The cast of NBC's "Will & Grace" is ready to return. The folks at "Roseanne" are back on the couch. "Dynasty" and "S.W.A.T." will be resurrected with new actors, the latter settling in to a CBS lineup that already boasts "Hawaii Five-0" and "Macgyver." Just a year after its farewell season, "American Idol," too, will live again (on ABC).
With cable and streaming services enticing viewers with bold work such as "Game of Thrones," ''Stranger Things" and "The Handmaid's Tale," broadcast networks entered a time machine in a quest to find something appealing.
The reboot of "Roseanne," the hit ABC comedy (1988-97) about a working-class family led by Roseanne Barr, was that network's big surprise.
"The Conners' joys and struggles are as relevant and hilarious today as they were then, and there's really no one better to comment on our modern America than Roseanne," ABC Entertainment President Channing Dungey said.
CW President Mark Pedowitz said it was a "no-brainer" to order a remake of the prime-time soap "Dynasty." Much of the network's target audience hadn't been born when on-screen divas Linda Evans and Joan Collins engaged in catfights, as they were charmingly called back then.
Networks hope the reheated comfort food will appeal to newcomers, as well as those who remember the original shows.
CBS Chairman Leslie Moonves, who called the "Roseanne" comeback a "stunt" in admiring fashion, suggested too much is being made of the trend.
"When you look at the totality of what's out there, it's really a small part," he said.
ABC's decision to revive "American Idol," likely in the midseason, had other networks rolling out rationalizations that you'd expect to hear from rejected suitors.
Too expensive and too soon, rival executives said.
Networks also seem to be wading more deeply into sci-fi and fantasy genres"Marvel's Inhumans" will air on ABC. CW is adding "Black Lightning" to a comic book-heavy schedule that already includes "The Flash" and "Supergirl." And Fox will air "The Gifted," a drama about children with mutant powers, and comedy "Ghosted," about pals exploring unexplained phenomena in Los Angeles.
Military dramas next season will be strictly elite. CBS is enlisting "Seal Team," which explores the personal and professional lives of members of an "elite Navy SEAL team" deployed on missions worldwide. David Boreanaz ("Bones") stars. NBC's "The Brave," with Anne Heche, is billed as a heart-pounding journey into the world of the "elite undercover" U.S. military. "Valor" from CW tracks an "elite unit" of U.S. Army helicopter pilots whose secret mission goes awry.
Despite the trend to borrow from the past, the network presentations did include some originality.
CBS, for example, has two comedy newcomers that stand out.
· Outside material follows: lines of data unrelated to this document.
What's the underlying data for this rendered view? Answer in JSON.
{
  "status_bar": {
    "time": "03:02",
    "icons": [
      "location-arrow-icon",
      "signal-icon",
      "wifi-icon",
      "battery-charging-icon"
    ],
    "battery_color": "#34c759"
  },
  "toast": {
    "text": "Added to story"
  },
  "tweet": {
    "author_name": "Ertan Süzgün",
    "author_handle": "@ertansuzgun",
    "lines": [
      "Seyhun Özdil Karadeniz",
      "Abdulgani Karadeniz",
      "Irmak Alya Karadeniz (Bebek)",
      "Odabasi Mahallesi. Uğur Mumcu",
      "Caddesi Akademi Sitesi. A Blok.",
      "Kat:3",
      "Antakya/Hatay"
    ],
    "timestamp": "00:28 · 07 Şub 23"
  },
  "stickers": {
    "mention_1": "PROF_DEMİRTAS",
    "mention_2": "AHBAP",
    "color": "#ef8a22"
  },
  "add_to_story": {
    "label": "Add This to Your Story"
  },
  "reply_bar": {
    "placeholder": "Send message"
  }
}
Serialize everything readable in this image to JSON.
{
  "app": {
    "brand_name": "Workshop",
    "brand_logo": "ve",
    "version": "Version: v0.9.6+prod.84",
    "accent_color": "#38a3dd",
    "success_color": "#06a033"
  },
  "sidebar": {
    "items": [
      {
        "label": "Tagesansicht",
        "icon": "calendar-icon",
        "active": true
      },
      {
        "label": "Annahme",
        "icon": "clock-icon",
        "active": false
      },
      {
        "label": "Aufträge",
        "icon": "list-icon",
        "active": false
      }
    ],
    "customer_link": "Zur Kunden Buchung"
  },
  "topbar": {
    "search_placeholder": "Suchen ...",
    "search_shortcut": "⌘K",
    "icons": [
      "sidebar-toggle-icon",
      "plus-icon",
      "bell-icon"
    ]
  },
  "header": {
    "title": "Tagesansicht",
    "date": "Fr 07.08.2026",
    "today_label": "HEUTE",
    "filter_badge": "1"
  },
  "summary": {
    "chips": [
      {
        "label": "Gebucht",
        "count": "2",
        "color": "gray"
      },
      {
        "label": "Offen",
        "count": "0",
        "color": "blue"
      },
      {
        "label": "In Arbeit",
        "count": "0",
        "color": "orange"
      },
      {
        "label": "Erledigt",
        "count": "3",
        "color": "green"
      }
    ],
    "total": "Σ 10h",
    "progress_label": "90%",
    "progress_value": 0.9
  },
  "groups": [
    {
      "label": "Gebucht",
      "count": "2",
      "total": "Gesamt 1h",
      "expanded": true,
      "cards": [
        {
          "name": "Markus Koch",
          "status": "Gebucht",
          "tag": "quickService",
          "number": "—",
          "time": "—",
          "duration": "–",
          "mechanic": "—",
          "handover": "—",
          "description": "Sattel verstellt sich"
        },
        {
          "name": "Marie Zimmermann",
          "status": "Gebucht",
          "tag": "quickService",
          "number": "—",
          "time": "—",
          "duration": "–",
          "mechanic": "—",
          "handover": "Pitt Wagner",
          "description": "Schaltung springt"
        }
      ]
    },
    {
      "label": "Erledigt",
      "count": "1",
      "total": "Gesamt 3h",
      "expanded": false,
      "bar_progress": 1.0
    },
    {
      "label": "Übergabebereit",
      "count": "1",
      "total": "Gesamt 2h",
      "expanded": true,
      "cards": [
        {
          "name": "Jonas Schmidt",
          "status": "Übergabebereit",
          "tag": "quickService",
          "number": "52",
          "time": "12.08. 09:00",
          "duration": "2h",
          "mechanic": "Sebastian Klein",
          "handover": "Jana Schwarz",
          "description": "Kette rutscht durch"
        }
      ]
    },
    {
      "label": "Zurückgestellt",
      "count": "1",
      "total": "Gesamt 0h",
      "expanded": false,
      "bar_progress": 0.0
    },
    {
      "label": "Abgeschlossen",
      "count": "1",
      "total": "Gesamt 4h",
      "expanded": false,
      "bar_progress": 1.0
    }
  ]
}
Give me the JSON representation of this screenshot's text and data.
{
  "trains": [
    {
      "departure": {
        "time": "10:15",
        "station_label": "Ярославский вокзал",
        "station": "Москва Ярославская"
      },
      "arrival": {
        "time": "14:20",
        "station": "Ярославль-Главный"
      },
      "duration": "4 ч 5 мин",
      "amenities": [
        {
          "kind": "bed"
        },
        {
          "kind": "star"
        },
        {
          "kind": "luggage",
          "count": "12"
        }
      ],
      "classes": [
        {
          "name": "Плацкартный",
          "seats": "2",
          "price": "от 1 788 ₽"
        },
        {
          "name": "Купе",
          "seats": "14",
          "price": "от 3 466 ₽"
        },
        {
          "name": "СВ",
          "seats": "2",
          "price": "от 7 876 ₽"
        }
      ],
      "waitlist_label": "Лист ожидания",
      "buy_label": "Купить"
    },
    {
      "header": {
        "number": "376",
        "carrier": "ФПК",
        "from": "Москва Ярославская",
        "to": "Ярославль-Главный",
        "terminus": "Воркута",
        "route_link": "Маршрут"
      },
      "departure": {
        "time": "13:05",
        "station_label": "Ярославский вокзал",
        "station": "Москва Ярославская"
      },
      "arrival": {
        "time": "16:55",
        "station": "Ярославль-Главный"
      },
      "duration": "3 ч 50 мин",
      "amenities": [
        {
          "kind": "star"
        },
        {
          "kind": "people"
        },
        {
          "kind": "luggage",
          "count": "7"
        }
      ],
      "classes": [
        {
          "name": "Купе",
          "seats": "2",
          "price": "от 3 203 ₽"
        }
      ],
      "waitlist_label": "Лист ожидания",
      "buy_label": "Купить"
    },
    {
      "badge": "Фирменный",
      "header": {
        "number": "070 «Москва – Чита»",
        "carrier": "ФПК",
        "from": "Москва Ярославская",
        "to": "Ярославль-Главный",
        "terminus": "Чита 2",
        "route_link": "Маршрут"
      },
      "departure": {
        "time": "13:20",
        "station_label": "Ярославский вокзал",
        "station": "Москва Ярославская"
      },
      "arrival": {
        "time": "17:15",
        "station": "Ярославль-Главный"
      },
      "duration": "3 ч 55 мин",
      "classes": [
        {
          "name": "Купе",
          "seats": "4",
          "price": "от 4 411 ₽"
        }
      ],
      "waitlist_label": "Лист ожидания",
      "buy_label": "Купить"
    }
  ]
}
"Me, Myself & I" looks at the pivotal moments in a man's life at different times, including age 14 in 1991, 40 in present day and 65 in 2042. The sitcom "By the Book," is about a man who challenges himself to live strictly in accordance with the Bible. It's based on A.J. Jacobs' best-selling book, "The Year of Living Biblically."